Rather than a child demanding this toy or that snack right now, a child with money in the pocket will have to make their own decisions of how to spend the money. It starts a child thinking about the future and linking that future to what’s happening in their lives right now. Pocket money for a child can be doled out in two ways, either as a earnings based on completion of chores or as an allowance given regularly if all responsibilities are met. Either way teaches a child something about money management and life. And there’s always bonuses, those few bits of change that appear on birthdays and holidays.
Those shelves with the pocket money toys are the perfect place to steer your child who wants to treat themselves. They get to make the decisions themselves on how much to spend, what to buy and the purpose for the purchase. Most often, of course, the toy will be for the child themselves, but, at times, your child may surprise you, buying a toy they want to give to a special friend or relative.
Adults can buy pocket money toys too. The multitude of choices and the affordability makes them perfect for goodie bags at children’s birthday parties — you might even encourage trading among the guests. There’s the classic toys, like the kaleidoscope and the wooden elephant on wheels. But you’ll also find soft toys and little animals to tuck into a pocket or purse, accessories for dressing up or masquerading, tiny boxes and bags to hold other things, sweets and candies in novel containers, and miniature planes, trains and automobiles. For the little scholar, you’ll find notepads and blank-paged books; for the sportsman, there’s sport-oriented objects like little soccer balls and goals for a finger game across a tabletop. Beauty accessories and jewelry are another option.

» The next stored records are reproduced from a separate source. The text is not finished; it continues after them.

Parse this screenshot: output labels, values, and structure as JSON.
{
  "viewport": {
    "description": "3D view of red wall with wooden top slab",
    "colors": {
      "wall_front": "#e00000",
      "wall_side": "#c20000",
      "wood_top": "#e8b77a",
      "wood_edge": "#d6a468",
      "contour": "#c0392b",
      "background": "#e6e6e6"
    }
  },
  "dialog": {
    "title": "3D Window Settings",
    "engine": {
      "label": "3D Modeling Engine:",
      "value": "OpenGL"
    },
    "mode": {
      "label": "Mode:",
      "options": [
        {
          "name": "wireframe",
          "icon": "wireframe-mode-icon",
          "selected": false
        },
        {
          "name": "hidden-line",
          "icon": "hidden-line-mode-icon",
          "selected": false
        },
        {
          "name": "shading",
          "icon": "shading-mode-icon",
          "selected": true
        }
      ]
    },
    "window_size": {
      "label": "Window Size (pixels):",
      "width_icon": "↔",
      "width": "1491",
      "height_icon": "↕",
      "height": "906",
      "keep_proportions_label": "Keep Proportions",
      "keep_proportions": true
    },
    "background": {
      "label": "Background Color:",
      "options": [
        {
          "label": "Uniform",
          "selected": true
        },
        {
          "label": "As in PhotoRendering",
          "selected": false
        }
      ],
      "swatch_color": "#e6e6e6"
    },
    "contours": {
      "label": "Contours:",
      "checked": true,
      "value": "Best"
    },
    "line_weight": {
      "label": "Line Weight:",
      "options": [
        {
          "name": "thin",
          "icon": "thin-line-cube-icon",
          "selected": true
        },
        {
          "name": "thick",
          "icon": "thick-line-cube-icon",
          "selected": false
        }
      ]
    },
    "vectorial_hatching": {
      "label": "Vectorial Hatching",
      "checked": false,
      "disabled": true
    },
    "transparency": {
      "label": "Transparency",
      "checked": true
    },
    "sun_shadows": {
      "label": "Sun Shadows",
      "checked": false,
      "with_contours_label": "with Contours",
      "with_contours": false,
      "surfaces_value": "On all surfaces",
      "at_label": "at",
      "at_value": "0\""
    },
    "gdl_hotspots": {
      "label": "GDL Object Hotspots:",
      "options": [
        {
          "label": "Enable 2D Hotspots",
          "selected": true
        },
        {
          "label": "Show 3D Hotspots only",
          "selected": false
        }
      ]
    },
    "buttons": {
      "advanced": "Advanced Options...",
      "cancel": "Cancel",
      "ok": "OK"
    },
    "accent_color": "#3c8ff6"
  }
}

For the child who likes to draw or build things, all types of crafts can be found on the pocket money shelves and in the bins. Little games and puzzles abound. And you can always find the bells, whistles and drums with which children love to make noise. And there are the gross squishy tidbits that little boys get so delighted over, those soft bugs and creatures that look like they could still be crawling about.
And there’s magic. But, that’s a whole other category.